• _ENTRIES SUPPLIED_
§ §
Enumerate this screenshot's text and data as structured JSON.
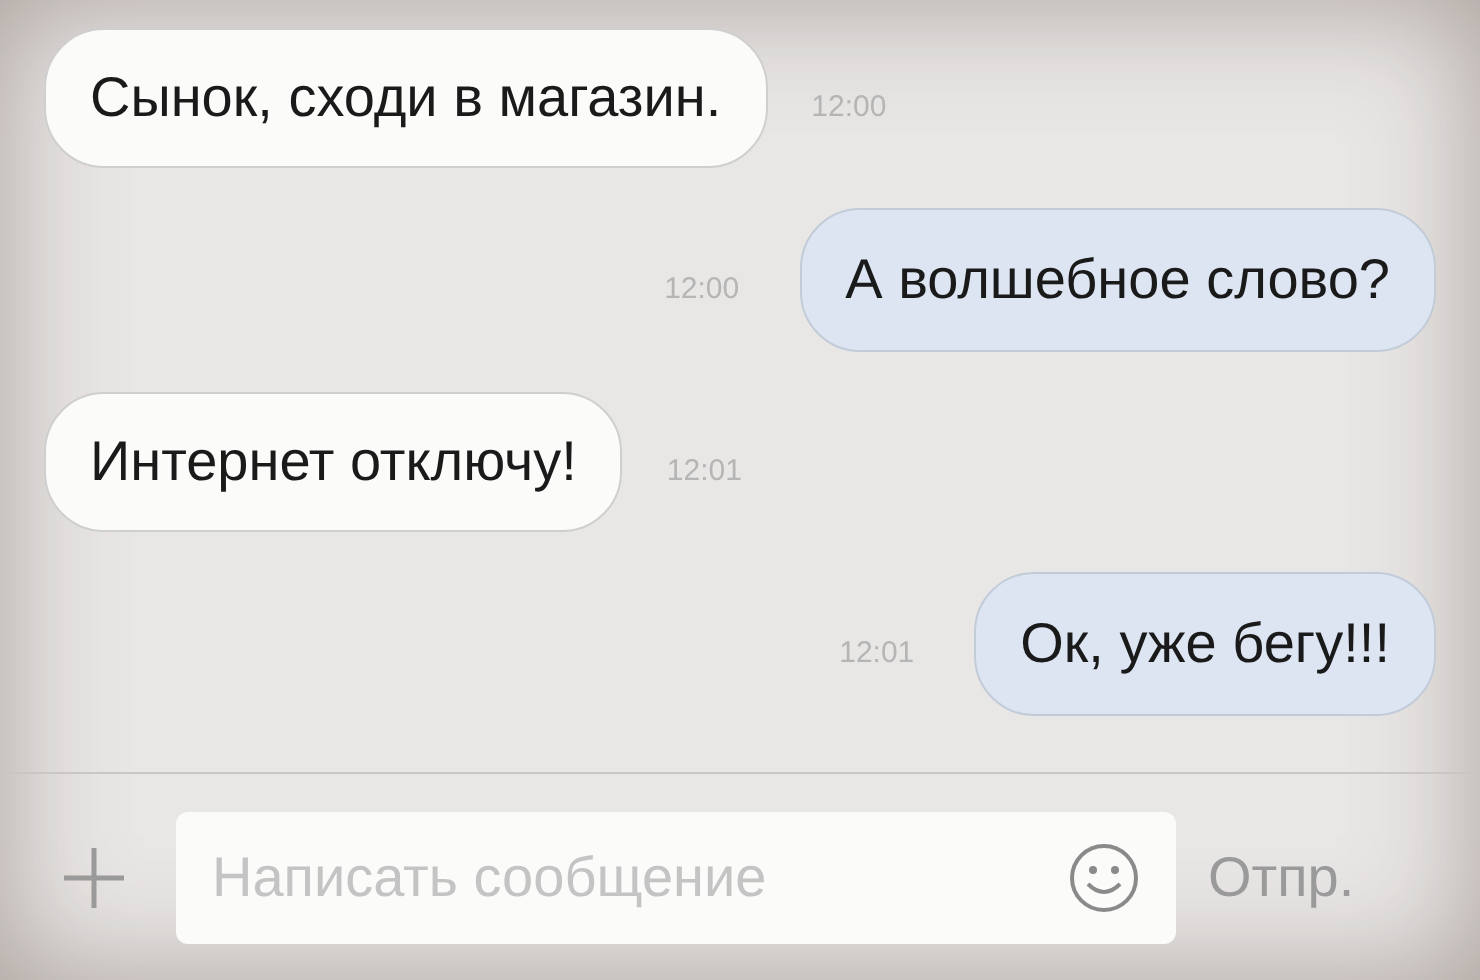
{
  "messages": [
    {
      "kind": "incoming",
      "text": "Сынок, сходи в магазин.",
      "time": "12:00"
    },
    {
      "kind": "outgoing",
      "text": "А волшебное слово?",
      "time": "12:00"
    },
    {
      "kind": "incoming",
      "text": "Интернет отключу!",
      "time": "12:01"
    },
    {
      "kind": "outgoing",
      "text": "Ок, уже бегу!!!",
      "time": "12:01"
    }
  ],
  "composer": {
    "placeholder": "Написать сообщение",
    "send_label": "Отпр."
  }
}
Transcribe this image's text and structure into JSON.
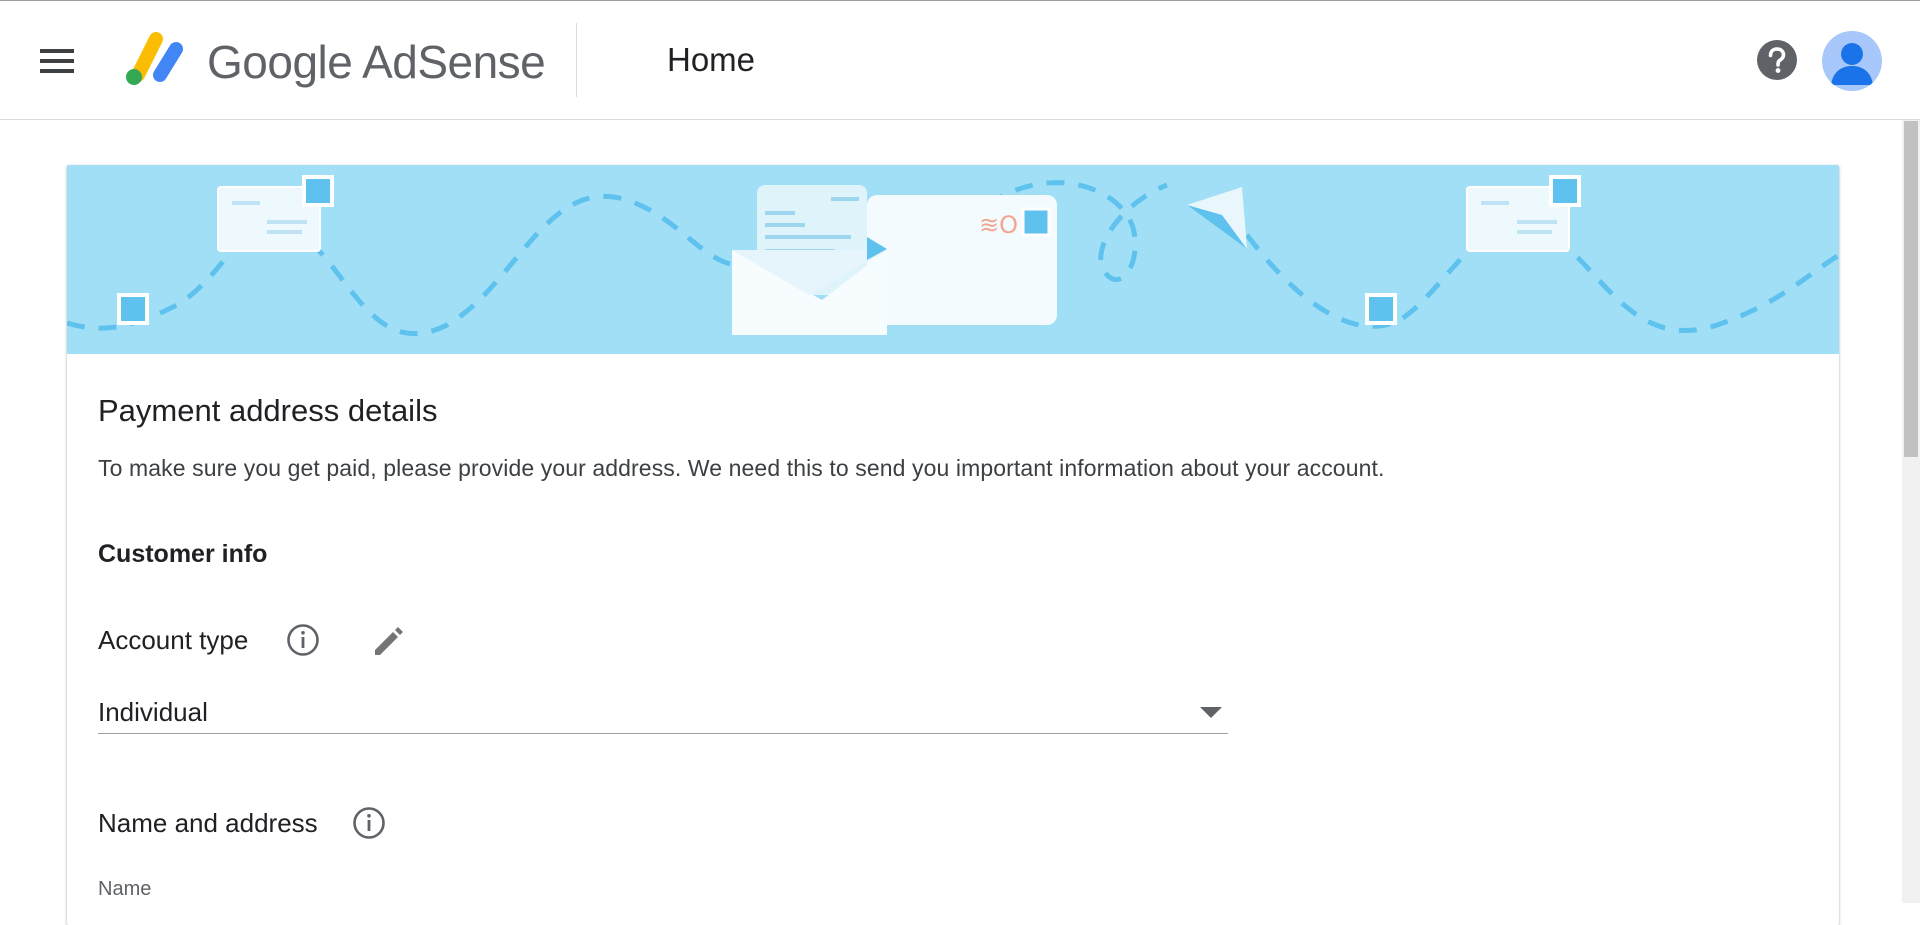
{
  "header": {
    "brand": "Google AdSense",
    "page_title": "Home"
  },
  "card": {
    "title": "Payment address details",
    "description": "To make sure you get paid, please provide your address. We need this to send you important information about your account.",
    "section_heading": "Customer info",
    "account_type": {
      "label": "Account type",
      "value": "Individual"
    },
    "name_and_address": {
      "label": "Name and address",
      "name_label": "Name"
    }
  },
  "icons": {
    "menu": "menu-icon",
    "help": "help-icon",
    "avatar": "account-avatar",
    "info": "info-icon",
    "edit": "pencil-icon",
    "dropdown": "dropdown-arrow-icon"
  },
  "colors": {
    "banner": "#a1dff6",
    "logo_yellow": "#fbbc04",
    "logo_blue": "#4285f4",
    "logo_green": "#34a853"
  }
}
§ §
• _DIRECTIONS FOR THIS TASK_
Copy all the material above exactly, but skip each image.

• _TASK OUTPUT_
Enumerate this screenshot's text and data as structured JSON.
{
  "messages": [
    {
      "kind": "incoming",
      "text": "Сынок, сходи в магазин.",
      "time": "12:00"
    },
    {
      "kind": "outgoing",
      "text": "А волшебное слово?",
      "time": "12:00"
    },
    {
      "kind": "incoming",
      "text": "Интернет отключу!",
      "time": "12:01"
    },
    {
      "kind": "outgoing",
      "text": "Ок, уже бегу!!!",
      "time": "12:01"
    }
  ],
  "composer": {
    "placeholder": "Написать сообщение",
    "send_label": "Отпр."
  }
}
Transcribe this image's text and structure into JSON.
{
  "header": {
    "brand": "Google AdSense",
    "page_title": "Home"
  },
  "card": {
    "title": "Payment address details",
    "description": "To make sure you get paid, please provide your address. We need this to send you important information about your account.",
    "section_heading": "Customer info",
    "account_type": {
      "label": "Account type",
      "value": "Individual"
    },
    "name_and_address": {
      "label": "Name and address",
      "name_label": "Name"
    }
  },
  "icons": {
    "menu": "menu-icon",
    "help": "help-icon",
    "avatar": "account-avatar",
    "info": "info-icon",
    "edit": "pencil-icon",
    "dropdown": "dropdown-arrow-icon"
  },
  "colors": {
    "banner": "#a1dff6",
    "logo_yellow": "#fbbc04",
    "logo_blue": "#4285f4",
    "logo_green": "#34a853"
  }
}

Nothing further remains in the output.